Making a Plan pt. 1 - Understanding Progressive Overload

Pertaining to health and fitness, figuring out what we're supposed to do can be one of the most daunting ventures of our lives.

Take a look at nutrition. Depending on where we go for advice we'll see an expert say carbohydrates are the devil. Next thing you know a study gets released that tells us we need carbohydrates. Pretty soon someone will probably say; the only way to optimize your digestion is by eating while doing a hand stand.

All this to say; I'm not even going to touch the nutrition aspect. Rather, we will spend some time exploring programming design. I simply can't state the importance of having a program in place. As the old adage goes, "Failing to plan, is planning to fail".

The first thing we will discuss is the cornerstone principle of progressive overload.

Progressive overload simply states something needs to change so that our body can keep growing. Many of us do this intuitively without even realizing it. For example, when weight feels easy we make it heavier.

Progressive overload, as a principle, should be one of our key focal points for our training. However, because it is a principle, there are also a variety of methods we can use to implement it. This is important because we do not want to stick to only one method of implementation, otherwise our training will stagnate and we will cease to adapt.

Below are three of the more popular methods for implementing progressive overload.

1.    Increase the weight

2.    Increase the range of motion (think of doing a step-up on a higher box)

3.    Decrease the amount of rest between exercises

There are way more methods than just these three.

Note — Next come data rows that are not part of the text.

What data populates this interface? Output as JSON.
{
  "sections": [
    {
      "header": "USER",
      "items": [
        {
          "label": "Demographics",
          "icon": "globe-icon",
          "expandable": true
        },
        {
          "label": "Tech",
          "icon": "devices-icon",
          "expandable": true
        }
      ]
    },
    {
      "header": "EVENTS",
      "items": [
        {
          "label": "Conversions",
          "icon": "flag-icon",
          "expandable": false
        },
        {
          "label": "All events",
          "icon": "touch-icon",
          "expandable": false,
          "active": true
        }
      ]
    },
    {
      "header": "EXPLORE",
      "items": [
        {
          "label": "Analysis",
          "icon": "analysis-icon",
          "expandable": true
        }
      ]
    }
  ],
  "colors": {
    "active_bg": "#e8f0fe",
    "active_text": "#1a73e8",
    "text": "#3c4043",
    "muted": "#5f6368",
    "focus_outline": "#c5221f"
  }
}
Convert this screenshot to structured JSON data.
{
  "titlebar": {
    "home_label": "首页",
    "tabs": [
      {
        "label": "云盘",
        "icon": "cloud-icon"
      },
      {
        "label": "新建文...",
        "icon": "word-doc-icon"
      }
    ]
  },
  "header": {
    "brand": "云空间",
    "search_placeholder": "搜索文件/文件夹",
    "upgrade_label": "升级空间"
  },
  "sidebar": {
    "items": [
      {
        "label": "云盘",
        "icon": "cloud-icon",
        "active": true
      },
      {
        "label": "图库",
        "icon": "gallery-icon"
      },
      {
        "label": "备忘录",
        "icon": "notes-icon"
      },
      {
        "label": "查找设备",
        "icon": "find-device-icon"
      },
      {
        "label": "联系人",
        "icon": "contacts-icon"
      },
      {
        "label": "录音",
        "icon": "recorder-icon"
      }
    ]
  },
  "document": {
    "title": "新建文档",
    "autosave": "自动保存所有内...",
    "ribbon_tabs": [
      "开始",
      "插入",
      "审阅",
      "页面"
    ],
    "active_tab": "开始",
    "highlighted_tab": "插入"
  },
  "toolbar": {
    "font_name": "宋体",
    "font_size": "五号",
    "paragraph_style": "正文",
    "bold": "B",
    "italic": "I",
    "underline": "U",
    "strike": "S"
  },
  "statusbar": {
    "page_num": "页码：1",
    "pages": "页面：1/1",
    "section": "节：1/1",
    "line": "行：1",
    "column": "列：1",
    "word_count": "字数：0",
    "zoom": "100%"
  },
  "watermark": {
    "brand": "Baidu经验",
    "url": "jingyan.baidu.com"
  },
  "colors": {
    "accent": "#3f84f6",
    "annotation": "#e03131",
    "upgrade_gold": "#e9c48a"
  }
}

Renowned trainer, Bret Contreras has a book dedicated to 10 methods of progressive overload. This vast sum of methods is why having a solid understanding of programming is crucial. If we can understand the basics of programming and how it revolves around the principle of progressive overload, we can figure out how we can manipulate our training to ensure we are always improving, and for lack of a better word, progressing.

Throughout this series we will talk about: periodization, weekly layouts, volume/intensity/frequency, progressions/regressions, and even how deloads and recovery come into play. All with the purpose of helping us achieve our goals and using progressive overload to work for us.

- Dave